Quality: A Catalyst for PHC-Driven UHC
We need a clear recognition that effective PHC is foundational to achieving a people-centred approach in pursuit of quality UHC. And here we should be deliberate in our focus on primary health care as opposed to simply primary care, thus emphasizing the pivotal role of communities in defining their health, their development, their future. The connection point with UHC is clearly evident.
We have, however, been somewhat remiss by not placing a strong enough emphasis on quality within the UHC agenda. Increasing financial protection, population coverage or even expanding the range of available services means little if the quality of these services is poor or even – at times – unsafe. Focusing on quality can make a clear case for PHC-driven integration of health services, designed to perform not for some, but for all. Moves to improve quality can lead to integration. Moves to improve integration can lead to quality. The two are mutually supportive.
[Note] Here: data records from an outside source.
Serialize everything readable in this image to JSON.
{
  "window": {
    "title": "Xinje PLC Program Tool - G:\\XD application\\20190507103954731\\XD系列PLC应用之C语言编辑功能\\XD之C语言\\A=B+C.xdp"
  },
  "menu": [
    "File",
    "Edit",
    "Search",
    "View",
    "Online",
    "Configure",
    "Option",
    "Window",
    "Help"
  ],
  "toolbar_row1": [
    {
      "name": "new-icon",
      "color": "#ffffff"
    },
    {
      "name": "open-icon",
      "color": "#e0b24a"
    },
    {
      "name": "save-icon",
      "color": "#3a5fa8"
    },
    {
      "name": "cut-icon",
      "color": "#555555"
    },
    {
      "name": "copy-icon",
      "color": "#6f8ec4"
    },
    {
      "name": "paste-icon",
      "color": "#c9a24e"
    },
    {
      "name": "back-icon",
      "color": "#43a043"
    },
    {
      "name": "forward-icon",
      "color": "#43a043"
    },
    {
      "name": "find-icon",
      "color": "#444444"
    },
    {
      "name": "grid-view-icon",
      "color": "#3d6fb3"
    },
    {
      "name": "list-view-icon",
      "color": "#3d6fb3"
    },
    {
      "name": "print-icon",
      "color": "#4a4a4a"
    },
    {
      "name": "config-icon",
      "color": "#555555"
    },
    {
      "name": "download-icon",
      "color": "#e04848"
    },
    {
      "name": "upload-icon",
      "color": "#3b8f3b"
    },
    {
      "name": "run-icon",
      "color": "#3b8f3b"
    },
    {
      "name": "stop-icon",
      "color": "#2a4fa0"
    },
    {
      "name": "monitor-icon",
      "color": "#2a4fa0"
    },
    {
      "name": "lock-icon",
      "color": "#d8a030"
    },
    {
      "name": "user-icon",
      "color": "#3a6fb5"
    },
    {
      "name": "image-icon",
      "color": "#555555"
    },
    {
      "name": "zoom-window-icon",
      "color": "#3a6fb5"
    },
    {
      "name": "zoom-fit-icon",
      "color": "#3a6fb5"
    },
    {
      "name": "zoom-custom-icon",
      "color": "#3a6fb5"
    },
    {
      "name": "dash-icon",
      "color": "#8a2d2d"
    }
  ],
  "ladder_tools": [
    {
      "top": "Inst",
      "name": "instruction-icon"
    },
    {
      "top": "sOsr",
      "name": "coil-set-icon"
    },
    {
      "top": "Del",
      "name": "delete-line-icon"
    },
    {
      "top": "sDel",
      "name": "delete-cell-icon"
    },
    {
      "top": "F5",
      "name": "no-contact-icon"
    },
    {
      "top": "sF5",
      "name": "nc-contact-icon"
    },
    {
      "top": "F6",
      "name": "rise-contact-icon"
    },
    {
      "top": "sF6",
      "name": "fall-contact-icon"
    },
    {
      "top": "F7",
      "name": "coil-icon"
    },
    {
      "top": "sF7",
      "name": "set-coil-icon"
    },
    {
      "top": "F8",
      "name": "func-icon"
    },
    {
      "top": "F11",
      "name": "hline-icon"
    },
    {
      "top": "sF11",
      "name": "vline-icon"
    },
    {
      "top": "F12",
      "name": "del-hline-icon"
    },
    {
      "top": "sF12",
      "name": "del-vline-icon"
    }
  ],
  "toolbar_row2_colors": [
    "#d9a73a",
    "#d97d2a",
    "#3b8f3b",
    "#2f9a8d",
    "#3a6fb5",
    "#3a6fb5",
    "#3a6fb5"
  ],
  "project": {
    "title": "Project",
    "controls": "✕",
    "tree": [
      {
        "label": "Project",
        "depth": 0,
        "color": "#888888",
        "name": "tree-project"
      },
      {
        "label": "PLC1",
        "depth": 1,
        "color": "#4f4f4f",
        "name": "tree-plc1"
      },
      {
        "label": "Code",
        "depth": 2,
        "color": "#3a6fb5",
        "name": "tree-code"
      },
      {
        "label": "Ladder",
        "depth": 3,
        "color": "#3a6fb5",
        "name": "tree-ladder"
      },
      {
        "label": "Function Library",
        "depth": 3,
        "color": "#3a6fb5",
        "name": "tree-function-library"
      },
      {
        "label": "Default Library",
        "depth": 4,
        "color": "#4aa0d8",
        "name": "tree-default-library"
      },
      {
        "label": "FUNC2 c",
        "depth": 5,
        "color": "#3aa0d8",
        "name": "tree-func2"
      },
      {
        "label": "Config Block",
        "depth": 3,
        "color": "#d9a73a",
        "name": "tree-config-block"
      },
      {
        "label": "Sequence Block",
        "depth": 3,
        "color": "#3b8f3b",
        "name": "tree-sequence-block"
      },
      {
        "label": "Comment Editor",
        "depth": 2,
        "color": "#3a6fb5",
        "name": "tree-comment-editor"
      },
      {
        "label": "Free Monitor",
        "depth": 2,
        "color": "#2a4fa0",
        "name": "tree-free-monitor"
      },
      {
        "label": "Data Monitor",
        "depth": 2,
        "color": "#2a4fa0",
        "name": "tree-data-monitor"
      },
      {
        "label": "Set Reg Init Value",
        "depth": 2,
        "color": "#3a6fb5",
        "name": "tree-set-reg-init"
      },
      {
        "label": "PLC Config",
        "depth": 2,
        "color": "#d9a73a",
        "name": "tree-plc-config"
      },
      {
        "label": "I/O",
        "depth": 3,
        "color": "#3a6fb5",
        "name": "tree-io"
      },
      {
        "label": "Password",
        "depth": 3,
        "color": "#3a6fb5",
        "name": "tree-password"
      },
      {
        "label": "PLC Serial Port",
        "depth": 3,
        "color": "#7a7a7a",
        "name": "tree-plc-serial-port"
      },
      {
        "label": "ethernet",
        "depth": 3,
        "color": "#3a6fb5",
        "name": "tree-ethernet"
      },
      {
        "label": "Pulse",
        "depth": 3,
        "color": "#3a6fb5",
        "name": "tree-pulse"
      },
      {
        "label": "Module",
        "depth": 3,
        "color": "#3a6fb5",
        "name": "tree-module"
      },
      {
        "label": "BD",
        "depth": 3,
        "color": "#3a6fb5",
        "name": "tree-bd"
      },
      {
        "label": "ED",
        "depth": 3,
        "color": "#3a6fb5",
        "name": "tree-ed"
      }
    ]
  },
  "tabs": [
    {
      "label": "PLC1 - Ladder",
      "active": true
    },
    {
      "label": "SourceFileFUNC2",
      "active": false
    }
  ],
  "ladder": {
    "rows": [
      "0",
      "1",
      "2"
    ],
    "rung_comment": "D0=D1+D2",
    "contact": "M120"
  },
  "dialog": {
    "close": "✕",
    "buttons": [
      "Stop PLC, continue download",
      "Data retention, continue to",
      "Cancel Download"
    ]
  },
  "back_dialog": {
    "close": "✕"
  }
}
Improving PHC has long been recognized as key to achieving health for all, and several global platforms have called for strong, accessible PHC systems, including the World Health Organization [2008 World Health Report: ‘Primary Health Care (Now More Than Ever)’], asserting that PHC reforms can deliver equitable health services that focus on people’s needs and expectations. More recently, the WHO Integrated People-Centred Health Strategy (IPCHS), launched in March 2015, highlights an important new way to empower patients, combat health system fragmentation and both engage and incentivize providers across care settings. The central features of this global framework are essential if the goals of quality UHC are to be realized at the frontline. Indeed, quality can be the litmus test in the success of moves towards integration and people-centeredness.
A strong PHC system is the foundation for a resilient health system. People, communities, community health workers, district health managers and PHC providers are the front-line responders to health system shocks."
Indeed, the Ebola epidemic shone a light on how fragile health systems in vulnerable parts of the world struggle when faced with a shock, in this case a communicable disease. Yet the PHC workforce were the change agents who responded to the outbreak and played a critical role in building trust with local communities even in the midst of profound challenges. The need to prioritize PHC improvement to empower these front-line responders with the tools and knowledge to provide basic services while responding to a shock is a practical means towards achieving quality UHC.
But how will the success of these efforts be tracked? Tools that focus on measurement as a means towards improvement will be critical to empower local providers, district health managers and national-level stakeholders towards PHC-driven quality UHC. One example of an initiative focusing on PHC performance improvement is the Primary Healthcare Performance Initiative (PHCPI). Taking a practical approach towards data-driven change, PHCPI focuses on integrated, effective primary health care across the continuum of care that includes health promotion, prevention, treatment, rehabilitation and palliative care services. This practical approach to PHC performance will be critical as countries rapidly shift gears towards quality UHC. The success of the approach will be dependent on ensuring a firm commitment to iterative prospective learning from the frontline, particularly focused on the linkage between measurement and improvement.
The action that follows will need to be multi-pronged. First, there is a clear need to support countries to strengthen national policies on quality within the context of UHC utilizing PHC performance improvement as a key driver for change. Second, mechanisms to capture, share and learn from field experiences on PHC quality improvement – a global learning laboratory approach – need to be embedded within the fabric of the evolving dialogue on PHC-driven quality UHC. Third, tools and resources to support frontline efforts to improve PHC need to be co-developed at the frontline, in order to harness their wisdom. Fourth, patient and community perspectives on the quality of PHC – the foundation of trust in local systems – need to be the primary driver of local change as part of national movement towards UHC. Finally, focused efforts on improving the quality of PHC within the context of UHC should be considered the touch point to reality in the evolving and influential discussions on global health security. Boardrooms can only get you so far.
Nearly forty years ago a godfather of PHC – Carl Taylor – highlighted three PHC pillars: infrastructure for peripheral health services; community participation; and intersectoral cooperation. He also underlined the importance of a genuine three-way partnership among people in the community, experts from outside and government officials in achieving just and lasting change. Can we imagine PHC-driven quality UHC as a realization of these ideas that echo through decades of time?
Dr. Shams Syed currently coordinates the new World Health Organization Unit on UHC & quality, within the WHO Department of Service Delivery & Safety at WHO Headquarters in Geneva.